There are ways to address this issue. One way is to end corporate welfare and close the loopholes that allow corporations to avoid paying their fair share to the tax base. Did you know that Pennsylvania gives out $700 million in corporate welfare every year? That’s the most of any state in the nation and now they want to increase that by another $10 million. The Commonwealth Foundation states “By ending government favoritism and moving toward a tax system devoid of special treatment for moneyed interests, lawmakers can improve the state’s business climate and create opportunities that will lead to better lives for all Pennsylvanians.” That makes sense to me. I believe that we need to do a cost-benefit analysis to evaluate all corporate tax breaks and then eliminate any corporate tax break that does not significantly and positively impact taxpayers. It won’t be simple or easy, there are a lot of moving parts but we must do something. Before Harrisburg raises taxes on people, how about we make sure that everyone is paying their fair share.

Susan Rzucidlo
Candidate for the PA House, 158th District

Policy failures fuel Pa. budget impasse / legislative redistricting

excerpt from Berwood A. Yost, “Policy failures fuel Pa. budget impasse,” philly.com, as updated March 16, 2016 [This excerpt describes the 3rd of “three state policy failures” that the writer holds responsible for the ongoing budget impasse in Harrisburg. These three are ” the failure to find the reliable funding sources that state government needs to operate, the failure to reduce the spending growth that existing laws require, and the failure to support reforms that make elections more competitive.”]

By Berwood A. Yost

…The state’s legislative redistricting process has helped change our politics from compromise to confrontation because it has created legislative districts that are rarely competitive during general elections.

The 2014 state Senate election shows how uncompetitive the state’s general elections have become: Out of 25 state Senate contests in 2014, nine were uncontested, and the winners of 14 races received more than 55 percent of the vote. These are landslide wins.

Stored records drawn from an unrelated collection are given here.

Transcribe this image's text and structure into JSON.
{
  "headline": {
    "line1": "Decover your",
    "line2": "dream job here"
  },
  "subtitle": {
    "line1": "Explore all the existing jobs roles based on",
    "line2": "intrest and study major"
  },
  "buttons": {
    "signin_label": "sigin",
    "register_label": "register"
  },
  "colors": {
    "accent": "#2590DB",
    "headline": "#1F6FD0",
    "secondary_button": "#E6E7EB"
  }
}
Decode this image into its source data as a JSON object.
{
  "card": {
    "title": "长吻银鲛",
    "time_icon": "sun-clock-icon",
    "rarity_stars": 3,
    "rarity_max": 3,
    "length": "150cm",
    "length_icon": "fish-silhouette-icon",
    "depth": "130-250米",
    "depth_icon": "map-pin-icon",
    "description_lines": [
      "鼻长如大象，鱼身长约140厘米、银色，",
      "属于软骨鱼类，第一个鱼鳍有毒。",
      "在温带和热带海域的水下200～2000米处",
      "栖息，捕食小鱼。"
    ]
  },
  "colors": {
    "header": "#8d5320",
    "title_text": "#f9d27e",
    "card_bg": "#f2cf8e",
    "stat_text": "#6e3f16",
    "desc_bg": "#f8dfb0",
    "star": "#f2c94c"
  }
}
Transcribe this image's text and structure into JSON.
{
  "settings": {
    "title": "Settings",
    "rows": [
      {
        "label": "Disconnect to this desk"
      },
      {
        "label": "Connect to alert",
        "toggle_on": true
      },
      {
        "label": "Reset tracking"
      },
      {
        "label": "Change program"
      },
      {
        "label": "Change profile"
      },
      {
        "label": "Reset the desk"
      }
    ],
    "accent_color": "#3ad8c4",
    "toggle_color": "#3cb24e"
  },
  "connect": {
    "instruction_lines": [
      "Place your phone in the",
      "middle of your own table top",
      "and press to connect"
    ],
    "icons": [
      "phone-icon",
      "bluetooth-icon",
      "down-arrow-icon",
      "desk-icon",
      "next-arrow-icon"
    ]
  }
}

Noncompetitive general elections mean that legislative change takes place in primary elections. Primary challengers are more likely to have strong ideological and partisan priorities that affirm confrontation and ideological purity, not compromise. Lawmakers’ concerns about primary challenges can eliminate the incentive to compromise.

The budget is state government’s most important work product. Laws aren’t enforced and programs cannot function when they aren’t funded.

Our budget mess makes clear the price we pay for our broken electoral system. It’s not a price we can afford much longer.

read the full article at philly.com